Monday, March 30, 2015

Censorship row over app that takes swear words out of ebooks

This is just hysteria and has no legal standing.  Once you buy a book, it's yours.  You can burn it, pulp it or do whatever you like to it

As one person bluntly put, it is ‘f****** horrifying’. An app that blanks out swear words in e-books has prompted outrage among writers including Chocolat author Joanne Harris, who have accused it of censoring their work without permission.

Last night Mrs Harris, 50, took to her blog to write a scathing critique of the Clean Reader application which has been designed to help parents protect their children from explicit content.

It operates on a sliding scale from ‘clean’, which removes only the worst swear words, to ‘squeaky clean’ which even takes out ‘damn’.

Condemning the app on her blog, in a post titled ‘why I’m saying “f*** you” to Clean Reader’, Mrs Harris, whose book was turned into a Hollywood film starring Juliette Binoche, 51, and Johnny Depp, 51, likened the programme to examples of suppression from history.

She said: 'Anyone who works with words understands their power. Words, if used correctly, can achieve almost anything.

'To tamper with what is written – however much we may dislike certain words and phrases – is to embrace censorship.

‘We’ve been down this road before. We should know where it leads by now. It starts with blanking out a few words. It goes on to drape table legs and stick fig leaves onto statues.



Anonymous said...

If readers do not like what is written, they can choose not to read it. Parents can keep children away from books that they do not approve.

Anonymous said...

Anonymous 12:37 AM, the subtlety you appear to be missing is that while we don't allow government to censor what we see, we certainly have that right with our own property. Or did I miss the tags on your font?

C. S. P. Schofield said...

Somebody needs to take these prima-conn writers aside and tell them, "Sweetie, nobody is proposing to edit your source code, so to say. All they are doing is changing copies to suit themselves, and once you sell them a copy, if they want to change the wording or cut it up for paper-dolls, that's their business. Suck. It. Up.

Anonymous said...

I assume Mrs Harris also opposes censoring other works like Noddy, and modernising Shakespeare?

slinky said...

These censorship programs are creating derivative works without the expressed consent of the author.

Anonymous said...


Taking what some consider objectionable words out of a copy of a book (the similarity in a "hard" copy would be blacking them out) COULD NOT POSSIBLY BE CONSTRUED as creating a derivative work since it is for only the purchaser's use. You can create a true derivative work and if you alone utilize it the author has no recourse.

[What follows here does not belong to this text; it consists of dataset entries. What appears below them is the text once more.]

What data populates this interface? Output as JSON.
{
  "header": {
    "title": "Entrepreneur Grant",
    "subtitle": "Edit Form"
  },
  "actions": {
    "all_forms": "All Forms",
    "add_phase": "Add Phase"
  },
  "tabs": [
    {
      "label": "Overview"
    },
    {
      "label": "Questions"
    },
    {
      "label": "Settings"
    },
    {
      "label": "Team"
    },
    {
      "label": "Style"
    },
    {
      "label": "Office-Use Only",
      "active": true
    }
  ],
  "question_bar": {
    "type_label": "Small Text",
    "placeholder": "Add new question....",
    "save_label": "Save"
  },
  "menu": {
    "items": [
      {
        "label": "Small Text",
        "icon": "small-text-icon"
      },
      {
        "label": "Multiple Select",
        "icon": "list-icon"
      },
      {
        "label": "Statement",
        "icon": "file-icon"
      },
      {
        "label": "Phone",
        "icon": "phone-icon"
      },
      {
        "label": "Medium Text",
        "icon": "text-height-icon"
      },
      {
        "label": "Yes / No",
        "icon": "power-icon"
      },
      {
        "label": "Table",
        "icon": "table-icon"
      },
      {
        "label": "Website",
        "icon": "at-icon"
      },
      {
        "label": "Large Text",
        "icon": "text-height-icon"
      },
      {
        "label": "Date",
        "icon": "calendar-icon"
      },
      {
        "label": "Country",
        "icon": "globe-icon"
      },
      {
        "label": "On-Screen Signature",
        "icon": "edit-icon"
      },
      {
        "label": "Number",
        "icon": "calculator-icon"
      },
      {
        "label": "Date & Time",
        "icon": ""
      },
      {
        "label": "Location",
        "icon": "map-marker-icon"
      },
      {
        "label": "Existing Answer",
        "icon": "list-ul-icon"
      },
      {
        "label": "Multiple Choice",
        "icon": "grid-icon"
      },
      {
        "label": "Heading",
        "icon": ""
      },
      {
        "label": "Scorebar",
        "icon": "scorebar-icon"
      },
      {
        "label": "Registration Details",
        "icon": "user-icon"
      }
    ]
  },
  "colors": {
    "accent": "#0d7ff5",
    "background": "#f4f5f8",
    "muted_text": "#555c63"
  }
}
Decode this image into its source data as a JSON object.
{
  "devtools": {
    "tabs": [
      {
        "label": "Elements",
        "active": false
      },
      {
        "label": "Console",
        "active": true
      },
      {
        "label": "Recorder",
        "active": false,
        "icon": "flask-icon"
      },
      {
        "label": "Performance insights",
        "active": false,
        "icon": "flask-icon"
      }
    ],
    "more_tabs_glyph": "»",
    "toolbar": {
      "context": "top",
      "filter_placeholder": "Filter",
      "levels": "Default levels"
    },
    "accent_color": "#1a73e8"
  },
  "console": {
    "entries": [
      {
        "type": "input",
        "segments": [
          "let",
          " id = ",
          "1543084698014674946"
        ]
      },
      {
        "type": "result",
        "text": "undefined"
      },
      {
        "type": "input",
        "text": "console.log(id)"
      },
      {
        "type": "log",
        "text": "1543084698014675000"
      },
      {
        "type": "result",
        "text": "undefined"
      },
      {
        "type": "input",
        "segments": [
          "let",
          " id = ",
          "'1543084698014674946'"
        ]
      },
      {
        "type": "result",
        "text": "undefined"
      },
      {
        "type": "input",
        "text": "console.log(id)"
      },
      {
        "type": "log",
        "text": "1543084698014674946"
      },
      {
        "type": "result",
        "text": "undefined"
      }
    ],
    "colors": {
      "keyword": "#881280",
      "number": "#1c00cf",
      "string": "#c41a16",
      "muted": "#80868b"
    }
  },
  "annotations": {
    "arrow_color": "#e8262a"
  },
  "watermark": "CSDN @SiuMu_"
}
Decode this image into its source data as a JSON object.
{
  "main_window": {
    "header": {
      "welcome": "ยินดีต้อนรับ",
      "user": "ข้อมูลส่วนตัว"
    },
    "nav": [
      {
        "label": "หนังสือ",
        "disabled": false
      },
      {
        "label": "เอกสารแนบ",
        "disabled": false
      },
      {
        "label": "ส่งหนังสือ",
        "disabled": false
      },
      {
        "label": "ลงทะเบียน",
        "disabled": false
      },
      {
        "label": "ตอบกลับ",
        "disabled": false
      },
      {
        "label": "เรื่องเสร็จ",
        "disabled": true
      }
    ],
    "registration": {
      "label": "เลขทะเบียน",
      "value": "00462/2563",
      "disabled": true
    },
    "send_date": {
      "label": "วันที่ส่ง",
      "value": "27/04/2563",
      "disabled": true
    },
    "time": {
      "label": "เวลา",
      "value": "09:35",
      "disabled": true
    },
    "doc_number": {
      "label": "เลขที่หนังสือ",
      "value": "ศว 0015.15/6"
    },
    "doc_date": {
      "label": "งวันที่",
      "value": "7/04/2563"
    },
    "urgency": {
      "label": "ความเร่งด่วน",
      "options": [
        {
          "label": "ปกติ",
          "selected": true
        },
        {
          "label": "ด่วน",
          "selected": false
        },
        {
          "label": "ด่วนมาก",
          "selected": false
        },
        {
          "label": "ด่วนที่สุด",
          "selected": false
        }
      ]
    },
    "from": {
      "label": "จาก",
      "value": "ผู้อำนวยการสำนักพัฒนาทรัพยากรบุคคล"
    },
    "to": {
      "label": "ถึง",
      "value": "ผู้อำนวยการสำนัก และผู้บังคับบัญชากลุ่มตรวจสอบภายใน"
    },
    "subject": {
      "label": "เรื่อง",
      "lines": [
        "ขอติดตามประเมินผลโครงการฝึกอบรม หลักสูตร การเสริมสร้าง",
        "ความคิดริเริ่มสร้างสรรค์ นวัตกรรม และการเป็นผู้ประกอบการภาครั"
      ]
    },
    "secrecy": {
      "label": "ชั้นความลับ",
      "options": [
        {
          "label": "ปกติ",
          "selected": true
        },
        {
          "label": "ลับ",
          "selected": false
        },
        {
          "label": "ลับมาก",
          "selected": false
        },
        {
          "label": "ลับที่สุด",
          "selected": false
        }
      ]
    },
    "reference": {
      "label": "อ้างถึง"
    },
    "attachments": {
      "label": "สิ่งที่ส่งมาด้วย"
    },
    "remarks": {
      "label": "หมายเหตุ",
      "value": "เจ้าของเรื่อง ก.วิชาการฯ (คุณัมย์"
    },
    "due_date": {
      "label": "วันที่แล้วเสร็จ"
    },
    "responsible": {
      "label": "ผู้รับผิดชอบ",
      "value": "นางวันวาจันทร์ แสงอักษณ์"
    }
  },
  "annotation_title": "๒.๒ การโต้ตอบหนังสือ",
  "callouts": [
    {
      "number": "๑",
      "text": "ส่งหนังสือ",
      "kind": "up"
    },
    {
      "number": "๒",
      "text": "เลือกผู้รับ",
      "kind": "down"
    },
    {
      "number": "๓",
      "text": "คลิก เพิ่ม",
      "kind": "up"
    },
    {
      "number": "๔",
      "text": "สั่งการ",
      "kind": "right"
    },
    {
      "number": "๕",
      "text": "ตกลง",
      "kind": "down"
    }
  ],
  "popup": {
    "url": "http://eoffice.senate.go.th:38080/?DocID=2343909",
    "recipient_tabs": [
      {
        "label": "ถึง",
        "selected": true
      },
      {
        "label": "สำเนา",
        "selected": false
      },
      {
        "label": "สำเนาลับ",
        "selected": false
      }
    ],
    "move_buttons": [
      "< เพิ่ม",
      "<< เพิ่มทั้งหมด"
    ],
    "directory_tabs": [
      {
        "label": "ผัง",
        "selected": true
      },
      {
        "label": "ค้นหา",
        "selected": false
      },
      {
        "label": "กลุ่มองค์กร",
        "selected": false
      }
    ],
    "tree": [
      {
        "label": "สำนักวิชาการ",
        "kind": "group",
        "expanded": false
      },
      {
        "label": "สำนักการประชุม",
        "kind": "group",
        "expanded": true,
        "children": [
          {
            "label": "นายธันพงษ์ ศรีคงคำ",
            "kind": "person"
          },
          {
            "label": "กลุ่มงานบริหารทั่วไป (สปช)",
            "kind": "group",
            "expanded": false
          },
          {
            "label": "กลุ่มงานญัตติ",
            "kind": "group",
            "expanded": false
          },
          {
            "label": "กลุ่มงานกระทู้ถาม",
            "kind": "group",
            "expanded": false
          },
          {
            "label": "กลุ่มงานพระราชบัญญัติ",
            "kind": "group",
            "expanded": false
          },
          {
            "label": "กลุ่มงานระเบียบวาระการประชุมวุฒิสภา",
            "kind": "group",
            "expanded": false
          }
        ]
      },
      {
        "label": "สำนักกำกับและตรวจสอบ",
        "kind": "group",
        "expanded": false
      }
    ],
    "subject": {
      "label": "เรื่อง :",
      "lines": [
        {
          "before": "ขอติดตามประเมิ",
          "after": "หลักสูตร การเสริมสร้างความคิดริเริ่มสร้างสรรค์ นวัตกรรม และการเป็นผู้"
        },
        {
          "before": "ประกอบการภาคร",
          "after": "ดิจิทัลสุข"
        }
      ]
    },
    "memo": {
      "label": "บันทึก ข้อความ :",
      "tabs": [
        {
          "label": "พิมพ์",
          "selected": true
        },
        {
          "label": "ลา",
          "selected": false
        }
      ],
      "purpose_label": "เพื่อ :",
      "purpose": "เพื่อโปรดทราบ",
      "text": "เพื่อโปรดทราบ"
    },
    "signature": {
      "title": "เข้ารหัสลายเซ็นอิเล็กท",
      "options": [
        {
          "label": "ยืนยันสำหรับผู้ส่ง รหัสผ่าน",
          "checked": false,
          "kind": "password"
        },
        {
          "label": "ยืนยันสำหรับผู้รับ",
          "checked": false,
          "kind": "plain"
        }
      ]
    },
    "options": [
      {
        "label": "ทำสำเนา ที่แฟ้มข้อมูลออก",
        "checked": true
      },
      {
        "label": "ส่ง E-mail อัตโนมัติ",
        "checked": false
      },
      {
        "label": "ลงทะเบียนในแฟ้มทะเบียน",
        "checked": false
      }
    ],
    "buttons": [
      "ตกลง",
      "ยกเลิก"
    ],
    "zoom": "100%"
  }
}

Bird of Paradise said...

For all the sewer talking from Hollywod they need a sewage treatment plant in tinsletown